9/11 health program included in bill set to pass this week
The bill would extend federal health monitoring and treatment for 9/11 first responders through 2090
By Mary Clare Jalonick
WASHINGTON — First responders who rushed to the World Trade Center after the Sept. 11 attacks, spent weeks cleaning up the site and later became sick will have access to federal health benefits for the rest of their lives.
A year-end spending bill released early Wednesday morning and expected to pass this week would extend federal health monitoring and treatment for 9/11 first responders through 2090, making the program essentially permanent. It treats first responders and other victims who were exposed to toxic dust at the site and is estimated to cost $3.5 billion over the next 10 years.

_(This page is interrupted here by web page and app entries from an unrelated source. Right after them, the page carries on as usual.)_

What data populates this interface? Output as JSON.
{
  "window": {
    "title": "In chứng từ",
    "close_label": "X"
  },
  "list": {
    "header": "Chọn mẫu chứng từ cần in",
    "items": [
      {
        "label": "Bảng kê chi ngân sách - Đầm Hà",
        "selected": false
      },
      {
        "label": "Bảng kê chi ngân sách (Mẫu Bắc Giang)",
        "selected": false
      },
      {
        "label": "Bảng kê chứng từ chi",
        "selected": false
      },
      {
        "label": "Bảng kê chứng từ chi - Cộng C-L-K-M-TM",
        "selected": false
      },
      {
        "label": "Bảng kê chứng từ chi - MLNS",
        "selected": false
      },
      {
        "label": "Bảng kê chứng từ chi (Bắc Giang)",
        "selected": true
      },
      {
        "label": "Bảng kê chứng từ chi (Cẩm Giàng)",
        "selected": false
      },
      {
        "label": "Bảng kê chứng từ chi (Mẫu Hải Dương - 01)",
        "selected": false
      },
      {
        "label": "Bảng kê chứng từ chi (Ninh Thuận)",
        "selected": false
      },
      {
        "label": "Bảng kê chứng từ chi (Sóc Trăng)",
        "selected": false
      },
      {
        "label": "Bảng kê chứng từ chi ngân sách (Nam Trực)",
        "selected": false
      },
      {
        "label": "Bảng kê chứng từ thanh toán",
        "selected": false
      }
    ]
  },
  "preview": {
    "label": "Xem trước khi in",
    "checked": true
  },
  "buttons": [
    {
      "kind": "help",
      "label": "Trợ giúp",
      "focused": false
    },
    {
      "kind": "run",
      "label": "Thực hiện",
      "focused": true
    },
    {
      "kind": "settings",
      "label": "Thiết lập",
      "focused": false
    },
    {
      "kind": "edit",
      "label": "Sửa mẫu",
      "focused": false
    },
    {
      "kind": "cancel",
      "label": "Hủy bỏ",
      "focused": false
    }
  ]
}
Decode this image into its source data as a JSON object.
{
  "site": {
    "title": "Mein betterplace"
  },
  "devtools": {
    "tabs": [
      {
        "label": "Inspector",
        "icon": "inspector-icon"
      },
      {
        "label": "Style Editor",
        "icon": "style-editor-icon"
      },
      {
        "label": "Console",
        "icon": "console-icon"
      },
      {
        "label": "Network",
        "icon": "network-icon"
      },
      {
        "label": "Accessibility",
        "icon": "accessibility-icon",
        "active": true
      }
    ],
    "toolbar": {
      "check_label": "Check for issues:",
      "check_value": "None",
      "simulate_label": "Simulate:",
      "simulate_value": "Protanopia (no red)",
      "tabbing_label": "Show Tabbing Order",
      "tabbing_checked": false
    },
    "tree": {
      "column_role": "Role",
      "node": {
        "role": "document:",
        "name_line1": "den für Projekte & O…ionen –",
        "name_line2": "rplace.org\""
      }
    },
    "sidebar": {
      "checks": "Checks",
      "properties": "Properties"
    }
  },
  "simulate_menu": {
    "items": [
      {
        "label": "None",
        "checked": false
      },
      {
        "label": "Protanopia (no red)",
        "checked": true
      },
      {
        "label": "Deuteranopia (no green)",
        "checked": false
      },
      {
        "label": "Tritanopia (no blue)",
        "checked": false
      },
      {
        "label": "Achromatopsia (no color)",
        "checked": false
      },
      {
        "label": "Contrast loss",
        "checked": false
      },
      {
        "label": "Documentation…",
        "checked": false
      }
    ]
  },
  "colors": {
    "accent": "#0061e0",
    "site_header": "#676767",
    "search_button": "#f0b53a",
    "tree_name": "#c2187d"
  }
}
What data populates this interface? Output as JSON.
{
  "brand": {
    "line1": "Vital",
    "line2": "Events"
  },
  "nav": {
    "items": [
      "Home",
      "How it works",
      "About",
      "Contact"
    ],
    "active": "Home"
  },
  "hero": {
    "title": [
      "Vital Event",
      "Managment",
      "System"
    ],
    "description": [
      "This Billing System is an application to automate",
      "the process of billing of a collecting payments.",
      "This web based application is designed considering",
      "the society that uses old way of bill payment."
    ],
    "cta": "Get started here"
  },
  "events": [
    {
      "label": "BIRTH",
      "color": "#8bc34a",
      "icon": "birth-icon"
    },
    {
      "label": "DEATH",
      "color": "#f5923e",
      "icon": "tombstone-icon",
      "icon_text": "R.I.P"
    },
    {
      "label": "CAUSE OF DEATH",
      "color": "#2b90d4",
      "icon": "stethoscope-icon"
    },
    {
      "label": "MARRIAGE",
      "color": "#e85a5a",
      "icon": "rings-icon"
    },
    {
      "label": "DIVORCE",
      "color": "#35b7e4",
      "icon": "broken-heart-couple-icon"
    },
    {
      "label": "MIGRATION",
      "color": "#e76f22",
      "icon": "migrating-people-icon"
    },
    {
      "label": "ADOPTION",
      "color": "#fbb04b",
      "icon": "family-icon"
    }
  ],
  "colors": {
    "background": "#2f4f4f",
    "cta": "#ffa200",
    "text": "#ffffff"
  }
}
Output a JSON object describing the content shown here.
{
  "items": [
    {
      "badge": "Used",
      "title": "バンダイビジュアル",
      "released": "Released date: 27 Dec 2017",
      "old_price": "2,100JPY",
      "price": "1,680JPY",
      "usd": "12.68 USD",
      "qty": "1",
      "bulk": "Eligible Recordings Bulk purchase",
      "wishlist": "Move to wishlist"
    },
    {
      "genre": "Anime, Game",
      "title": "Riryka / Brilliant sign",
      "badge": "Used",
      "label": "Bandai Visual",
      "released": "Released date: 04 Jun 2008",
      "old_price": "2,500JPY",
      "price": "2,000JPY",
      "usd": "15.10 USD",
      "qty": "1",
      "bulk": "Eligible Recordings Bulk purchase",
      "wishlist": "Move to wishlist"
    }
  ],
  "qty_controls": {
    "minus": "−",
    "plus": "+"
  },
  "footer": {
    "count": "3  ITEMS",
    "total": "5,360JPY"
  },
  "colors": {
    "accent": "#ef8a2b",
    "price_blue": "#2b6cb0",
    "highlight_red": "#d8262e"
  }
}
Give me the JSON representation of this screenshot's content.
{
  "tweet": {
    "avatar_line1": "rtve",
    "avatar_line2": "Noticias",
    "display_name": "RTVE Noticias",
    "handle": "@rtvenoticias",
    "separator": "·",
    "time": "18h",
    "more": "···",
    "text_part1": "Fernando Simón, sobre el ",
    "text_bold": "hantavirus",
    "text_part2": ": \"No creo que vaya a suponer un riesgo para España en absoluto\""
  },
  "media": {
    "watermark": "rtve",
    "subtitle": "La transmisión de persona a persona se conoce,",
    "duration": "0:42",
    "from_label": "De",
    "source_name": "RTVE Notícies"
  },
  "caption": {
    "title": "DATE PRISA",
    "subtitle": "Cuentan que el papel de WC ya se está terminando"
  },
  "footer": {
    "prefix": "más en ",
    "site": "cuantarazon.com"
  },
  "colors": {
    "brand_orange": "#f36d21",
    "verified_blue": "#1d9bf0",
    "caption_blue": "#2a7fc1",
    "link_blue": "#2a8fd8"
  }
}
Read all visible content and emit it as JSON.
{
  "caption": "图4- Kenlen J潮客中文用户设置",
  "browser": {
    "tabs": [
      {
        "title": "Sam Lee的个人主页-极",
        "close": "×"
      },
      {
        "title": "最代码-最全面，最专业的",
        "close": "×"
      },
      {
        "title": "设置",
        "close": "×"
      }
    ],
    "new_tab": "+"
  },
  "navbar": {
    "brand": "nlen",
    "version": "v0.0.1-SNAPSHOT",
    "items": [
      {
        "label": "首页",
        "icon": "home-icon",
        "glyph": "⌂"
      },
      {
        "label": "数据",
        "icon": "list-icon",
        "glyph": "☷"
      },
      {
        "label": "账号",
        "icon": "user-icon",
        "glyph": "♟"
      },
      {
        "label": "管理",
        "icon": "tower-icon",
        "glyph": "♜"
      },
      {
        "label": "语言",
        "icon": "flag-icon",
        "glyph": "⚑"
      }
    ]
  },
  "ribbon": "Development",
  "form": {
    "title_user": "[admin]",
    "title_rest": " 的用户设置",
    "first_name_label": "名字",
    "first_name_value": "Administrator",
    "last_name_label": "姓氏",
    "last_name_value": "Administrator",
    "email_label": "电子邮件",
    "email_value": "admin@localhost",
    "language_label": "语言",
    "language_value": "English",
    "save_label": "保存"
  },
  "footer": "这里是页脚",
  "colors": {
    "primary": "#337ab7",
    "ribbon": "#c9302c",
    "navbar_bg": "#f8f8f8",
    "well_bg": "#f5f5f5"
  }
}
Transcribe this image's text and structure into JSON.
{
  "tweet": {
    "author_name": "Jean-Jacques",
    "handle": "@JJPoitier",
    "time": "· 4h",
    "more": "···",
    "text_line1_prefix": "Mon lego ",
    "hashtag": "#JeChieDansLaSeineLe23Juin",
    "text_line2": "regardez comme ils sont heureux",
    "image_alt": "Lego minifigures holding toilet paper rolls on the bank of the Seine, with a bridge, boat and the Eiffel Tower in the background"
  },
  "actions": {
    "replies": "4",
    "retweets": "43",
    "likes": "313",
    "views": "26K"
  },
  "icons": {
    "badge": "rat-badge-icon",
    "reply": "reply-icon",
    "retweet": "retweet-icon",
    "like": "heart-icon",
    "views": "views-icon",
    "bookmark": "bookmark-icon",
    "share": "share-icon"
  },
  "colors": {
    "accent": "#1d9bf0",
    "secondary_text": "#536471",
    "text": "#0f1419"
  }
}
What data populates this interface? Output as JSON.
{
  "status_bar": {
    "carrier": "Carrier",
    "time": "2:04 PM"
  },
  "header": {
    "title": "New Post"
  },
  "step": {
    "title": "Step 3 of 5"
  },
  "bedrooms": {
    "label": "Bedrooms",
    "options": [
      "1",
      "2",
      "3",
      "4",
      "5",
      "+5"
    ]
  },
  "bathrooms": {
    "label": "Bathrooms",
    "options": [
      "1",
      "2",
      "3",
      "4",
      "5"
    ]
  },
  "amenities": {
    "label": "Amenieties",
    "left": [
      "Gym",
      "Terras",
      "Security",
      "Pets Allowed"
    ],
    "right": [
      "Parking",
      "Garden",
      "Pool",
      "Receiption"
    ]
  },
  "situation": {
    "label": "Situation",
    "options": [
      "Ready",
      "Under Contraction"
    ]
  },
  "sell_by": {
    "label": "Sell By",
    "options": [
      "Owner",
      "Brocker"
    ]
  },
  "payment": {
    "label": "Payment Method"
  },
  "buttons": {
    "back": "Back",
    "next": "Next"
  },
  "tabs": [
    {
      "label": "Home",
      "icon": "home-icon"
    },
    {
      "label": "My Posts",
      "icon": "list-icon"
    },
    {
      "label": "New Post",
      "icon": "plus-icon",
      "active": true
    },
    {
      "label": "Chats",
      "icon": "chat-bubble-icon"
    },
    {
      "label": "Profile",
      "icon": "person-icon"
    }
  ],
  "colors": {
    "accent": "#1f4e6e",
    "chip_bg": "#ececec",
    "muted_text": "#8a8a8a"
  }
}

The Zadroga Act, named after a responder who died after working at Ground Zero, first became law in 2010. The health benefits expired this past fall.
In addition to the health fund, the legislation would pay an additional $4.6 billion into a compensation fund for the victims and extend it for five years.
In a separate provision, the spending bill creates a new fund to compensate U.S. victims of state-sponsored terrorism, including the American hostages held in Iran from 1979 through 1981.
Some of the 9/11 first responders — many of them sick or dying — made several trips to Washington in recent weeks to lobby Congress to reinstate the benefits. Comedian Jon Stewart also lent a hand, stopping senators in hallways and pushing them to back the program.
"Never again will survivors and responders be forced to walk the halls of Congress, begging for their health care," said New York Rep. Carolyn Maloney, a Democrat. "Never again will they lose sleep over fear that this life-saving program will run out."
Maloney and other New York lawmakers have aggressively pushed for the benefits, and were infuriated earlier this month when it wasn't paid for as part of a massive transportation bill. The lawmakers said they were told it would be part of that legislation, and Democrats accused Senate Majority Leader Mitch McConnell, R-Ky., of blocking it.
The same week, many of the first responders showed up outside McConnell's office, asking for the benefits to be added to the year-end spending bill. McConnell denied blocking the legislation, and said it would get done.
Federal officials have said the fund will face challenges by February and have to start shutting down by next summer if the money does not come. According to the Centers for Disease Control and Prevention, which oversees the program, more than 70,000 people have enrolled, including more than 4,000 with cancer. Others have severe pulmonary diseases.
John Feal, a former World Trade Center demolition worker and leading advocate for sick responders, said he has been to Washington 22 times to lobby for the money. He said the responders were planning to celebrate that the deal was done but that it is a "shallow victory."
"Too many good people died never knowing if that cloud of uncertainty would ever be removed because Congress continued to play politics with human life," Feal said.
New York City Mayor Bill DeBlasio tweeted that the bill will give the first responders "long-overdue peace of mind."
We're one step closer to giving 72k+ first responders and survivors in NYC and around the country long-overdue peace of mind. #Zadroga— Bill de Blasio (@BilldeBlasio) December 16, 2015
New York Sen. Charles Schumer said that those who rushed to the towers "will know that if they get sick because of their bravery, the federal government will be there for them the way they were there for us."